== YOUR OBJECTIVE ==
The response must contain every line from the records below that has "China".

*** RECORDS FOR THE TASK ***

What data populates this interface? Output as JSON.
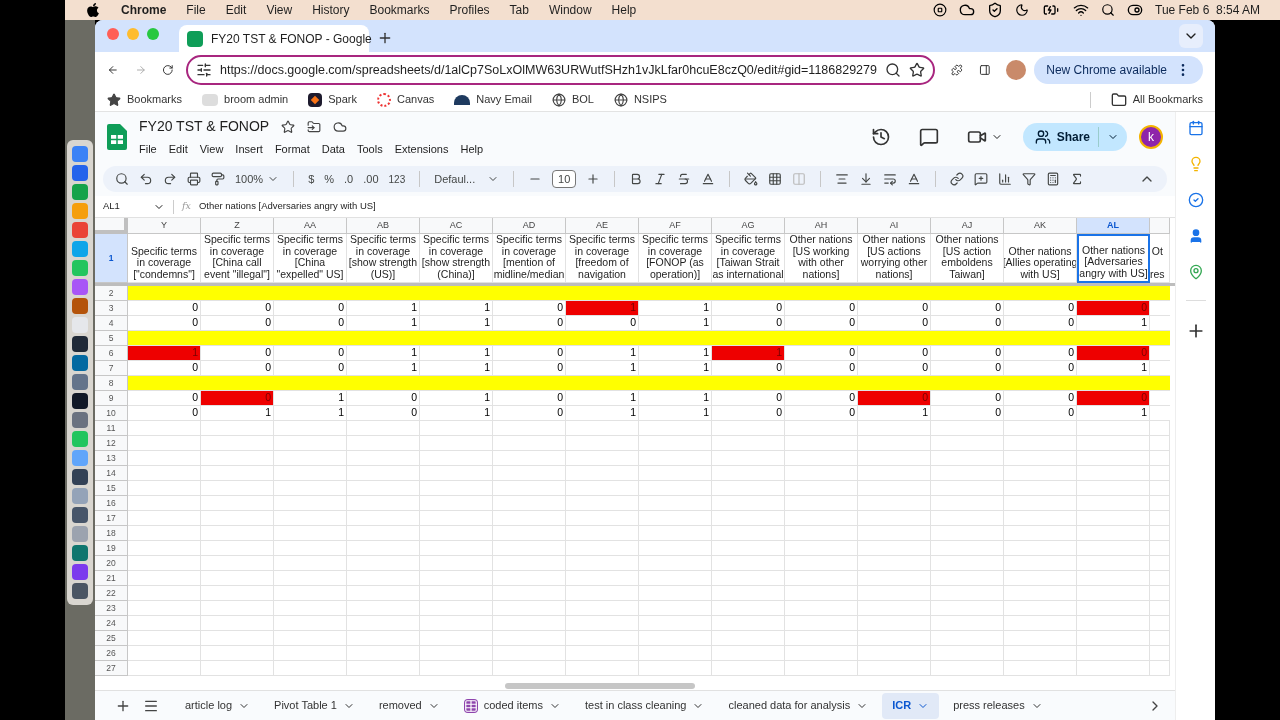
{
  "menu_bar": {
    "app": "Chrome",
    "menus": [
      "File",
      "Edit",
      "View",
      "History",
      "Bookmarks",
      "Profiles",
      "Tab",
      "Window",
      "Help"
    ],
    "clock": "Tue Feb 6  8:54 AM"
  },
  "browser": {
    "tab_title": "FY20 TST & FONOP - Google",
    "url": "https://docs.google.com/spreadsheets/d/1alCp7SoLxOlMW63URWutfSHzh1vJkLfar0hcuE8czQ0/edit#gid=1186829279",
    "update_button": "New Chrome available",
    "bookmarks": [
      {
        "label": "Bookmarks",
        "kind": "star"
      },
      {
        "label": "broom admin",
        "kind": "psa"
      },
      {
        "label": "Spark",
        "kind": "spark"
      },
      {
        "label": "Canvas",
        "kind": "canvas"
      },
      {
        "label": "Navy Email",
        "kind": "navy"
      },
      {
        "label": "BOL",
        "kind": "globe"
      },
      {
        "label": "NSIPS",
        "kind": "globe"
      }
    ],
    "all_bookmarks": "All Bookmarks"
  },
  "sheets": {
    "title": "FY20 TST & FONOP",
    "menus": [
      "File",
      "Edit",
      "View",
      "Insert",
      "Format",
      "Data",
      "Tools",
      "Extensions",
      "Help"
    ],
    "toolbar": {
      "zoom": "100%",
      "currency": "$",
      "percent": "%",
      "decrease_decimal": ".0",
      "increase_decimal": ".00",
      "number_format": "123",
      "font": "Defaul...",
      "font_size": "10"
    },
    "name_box": "AL1",
    "fx": "fx",
    "formula": "Other nations [Adversaries angry with US]",
    "share": "Share",
    "avatar": "k",
    "columns": [
      {
        "letter": "Y",
        "header": "Specific terms\nin coverage\n[\"condemns\"]",
        "selected": false
      },
      {
        "letter": "Z",
        "header": "Specific terms\nin coverage\n[China call\nevent \"illegal\"]",
        "selected": false
      },
      {
        "letter": "AA",
        "header": "Specific terms\nin coverage\n[China\n\"expelled\" US]",
        "selected": false
      },
      {
        "letter": "AB",
        "header": "Specific terms\nin coverage\n[show strength\n(US)]",
        "selected": false
      },
      {
        "letter": "AC",
        "header": "Specific terms\nin coverage\n[show strength\n(China)]",
        "selected": false
      },
      {
        "letter": "AD",
        "header": "Specific terms\nin coverage\n[mention of\nmidline/median",
        "selected": false
      },
      {
        "letter": "AE",
        "header": "Specific terms\nin coverage\n[freedom of\nnavigation",
        "selected": false
      },
      {
        "letter": "AF",
        "header": "Specific terms\nin coverage\n[FONOP (as\noperation)]",
        "selected": false
      },
      {
        "letter": "AG",
        "header": "Specific terms\nin coverage\n[Taiwan Strait\nas international",
        "selected": false
      },
      {
        "letter": "AH",
        "header": "Other nations\n[US working\nwith other\nnations]",
        "selected": false
      },
      {
        "letter": "AI",
        "header": "Other nations\n[US actions\nworrying other\nnations]",
        "selected": false
      },
      {
        "letter": "AJ",
        "header": "Other nations\n[US action\nemboldens\nTaiwan]",
        "selected": false
      },
      {
        "letter": "AK",
        "header": "Other nations\n[Allies operating\nwith US]",
        "selected": false
      },
      {
        "letter": "AL",
        "header": "Other nations\n[Adversaries\nangry with US]",
        "selected": true
      },
      {
        "header": "Ot\n\nres",
        "selected": false
      }
    ],
    "rows": [
      {
        "number": "1",
        "kind": "header",
        "selected": true
      },
      {
        "number": "2",
        "kind": "band",
        "selected": false
      },
      {
        "number": "3",
        "kind": "data",
        "selected": false,
        "cells": [
          {
            "value": "0",
            "flagged": false
          },
          {
            "value": "0",
            "flagged": false
          },
          {
            "value": "0",
            "flagged": false
          },
          {
            "value": "1",
            "flagged": false
          },
          {
            "value": "1",
            "flagged": false
          },
          {
            "value": "0",
            "flagged": false
          },
          {
            "value": "1",
            "flagged": true
          },
          {
            "value": "1",
            "flagged": false
          },
          {
            "value": "0",
            "flagged": false
          },
          {
            "value": "0",
            "flagged": false
          },
          {
            "value": "0",
            "flagged": false
          },
          {
            "value": "0",
            "flagged": false
          },
          {
            "value": "0",
            "flagged": false
          },
          {
            "value": "0",
            "flagged": true
          }
        ]
      },
      {
        "number": "4",
        "kind": "data",
        "selected": false,
        "cells": [
          {
            "value": "0",
            "flagged": false
          },
          {
            "value": "0",
            "flagged": false
          },
          {
            "value": "0",
            "flagged": false
          },
          {
            "value": "1",
            "flagged": false
          },
          {
            "value": "1",
            "flagged": false
          },
          {
            "value": "0",
            "flagged": false
          },
          {
            "value": "0",
            "flagged": false
          },
          {
            "value": "1",
            "flagged": false
          },
          {
            "value": "0",
            "flagged": false
          },
          {
            "value": "0",
            "flagged": false
          },
          {
            "value": "0",
            "flagged": false
          },
          {
            "value": "0",
            "flagged": false
          },
          {
            "value": "0",
            "flagged": false
          },
          {
            "value": "1",
            "flagged": false
          }
        ]
      },
      {
        "number": "5",
        "kind": "band",
        "selected": false
      },
      {
        "number": "6",
        "kind": "data",
        "selected": false,
        "cells": [
          {
            "value": "1",
            "flagged": true
          },
          {
            "value": "0",
            "flagged": false
          },
          {
            "value": "0",
            "flagged": false
          },
          {
            "value": "1",
            "flagged": false
          },
          {
            "value": "1",
            "flagged": false
          },
          {
            "value": "0",
            "flagged": false
          },
          {
            "value": "1",
            "flagged": false
          },
          {
            "value": "1",
            "flagged": false
          },
          {
            "value": "1",
            "flagged": true
          },
          {
            "value": "0",
            "flagged": false
          },
          {
            "value": "0",
            "flagged": false
          },
          {
            "value": "0",
            "flagged": false
          },
          {
            "value": "0",
            "flagged": false
          },
          {
            "value": "0",
            "flagged": true
          }
        ]
      },
      {
        "number": "7",
        "kind": "data",
        "selected": false,
        "cells": [
          {
            "value": "0",
            "flagged": false
          },
          {
            "value": "0",
            "flagged": false
          },
          {
            "value": "0",
            "flagged": false
          },
          {
            "value": "1",
            "flagged": false
          },
          {
            "value": "1",
            "flagged": false
          },
          {
            "value": "0",
            "flagged": false
          },
          {
            "value": "1",
            "flagged": false
          },
          {
            "value": "1",
            "flagged": false
          },
          {
            "value": "0",
            "flagged": false
          },
          {
            "value": "0",
            "flagged": false
          },
          {
            "value": "0",
            "flagged": false
          },
          {
            "value": "0",
            "flagged": false
          },
          {
            "value": "0",
            "flagged": false
          },
          {
            "value": "1",
            "flagged": false
          }
        ]
      },
      {
        "number": "8",
        "kind": "band",
        "selected": false
      },
      {
        "number": "9",
        "kind": "data",
        "selected": false,
        "cells": [
          {
            "value": "0",
            "flagged": false
          },
          {
            "value": "0",
            "flagged": true
          },
          {
            "value": "1",
            "flagged": false
          },
          {
            "value": "0",
            "flagged": false
          },
          {
            "value": "1",
            "flagged": false
          },
          {
            "value": "0",
            "flagged": false
          },
          {
            "value": "1",
            "flagged": false
          },
          {
            "value": "1",
            "flagged": false
          },
          {
            "value": "0",
            "flagged": false
          },
          {
            "value": "0",
            "flagged": false
          },
          {
            "value": "0",
            "flagged": true
          },
          {
            "value": "0",
            "flagged": false
          },
          {
            "value": "0",
            "flagged": false
          },
          {
            "value": "0",
            "flagged": true
          }
        ]
      },
      {
        "number": "10",
        "kind": "data",
        "selected": false,
        "cells": [
          {
            "value": "0",
            "flagged": false
          },
          {
            "value": "1",
            "flagged": false
          },
          {
            "value": "1",
            "flagged": false
          },
          {
            "value": "0",
            "flagged": false
          },
          {
            "value": "1",
            "flagged": false
          },
          {
            "value": "0",
            "flagged": false
          },
          {
            "value": "1",
            "flagged": false
          },
          {
            "value": "1",
            "flagged": false
          },
          {
            "value": "0",
            "flagged": false
          },
          {
            "value": "0",
            "flagged": false
          },
          {
            "value": "1",
            "flagged": false
          },
          {
            "value": "0",
            "flagged": false
          },
          {
            "value": "0",
            "flagged": false
          },
          {
            "value": "1",
            "flagged": false
          }
        ]
      },
      {
        "number": "11",
        "kind": "empty",
        "selected": false
      },
      {
        "number": "12",
        "kind": "empty",
        "selected": false
      },
      {
        "number": "13",
        "kind": "empty",
        "selected": false
      },
      {
        "number": "14",
        "kind": "empty",
        "selected": false
      },
      {
        "number": "15",
        "kind": "empty",
        "selected": false
      },
      {
        "number": "16",
        "kind": "empty",
        "selected": false
      },
      {
        "number": "17",
        "kind": "empty",
        "selected": false
      },
      {
        "number": "18",
        "kind": "empty",
        "selected": false
      },
      {
        "number": "19",
        "kind": "empty",
        "selected": false
      },
      {
        "number": "20",
        "kind": "empty",
        "selected": false
      },
      {
        "number": "21",
        "kind": "empty",
        "selected": false
      },
      {
        "number": "22",
        "kind": "empty",
        "selected": false
      },
      {
        "number": "23",
        "kind": "empty",
        "selected": false
      },
      {
        "number": "24",
        "kind": "empty",
        "selected": false
      },
      {
        "number": "25",
        "kind": "empty",
        "selected": false
      },
      {
        "number": "26",
        "kind": "empty",
        "selected": false
      },
      {
        "number": "27",
        "kind": "empty",
        "selected": false
      }
    ],
    "sheet_tabs": [
      {
        "label": "article log",
        "selected": false,
        "table_icon": false
      },
      {
        "label": "Pivot Table 1",
        "selected": false,
        "table_icon": false
      },
      {
        "label": "removed",
        "selected": false,
        "table_icon": false
      },
      {
        "label": "coded items",
        "selected": false,
        "table_icon": true
      },
      {
        "label": "test in class cleaning",
        "selected": false,
        "table_icon": false
      },
      {
        "label": "cleaned data for analysis",
        "selected": false,
        "table_icon": false
      },
      {
        "label": "ICR",
        "selected": true,
        "table_icon": false
      },
      {
        "label": "press releases",
        "selected": false,
        "table_icon": false
      }
    ]
  }
}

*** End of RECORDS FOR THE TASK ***

== WRITTEN SOLUTION ==
        "header": "Specific terms\nin coverage\n[China call\nevent \"illegal\"]",
        "header": "Specific terms\nin coverage\n[China\n\"expelled\" US]",
        "header": "Specific terms\nin coverage\n[show strength\n(China)]",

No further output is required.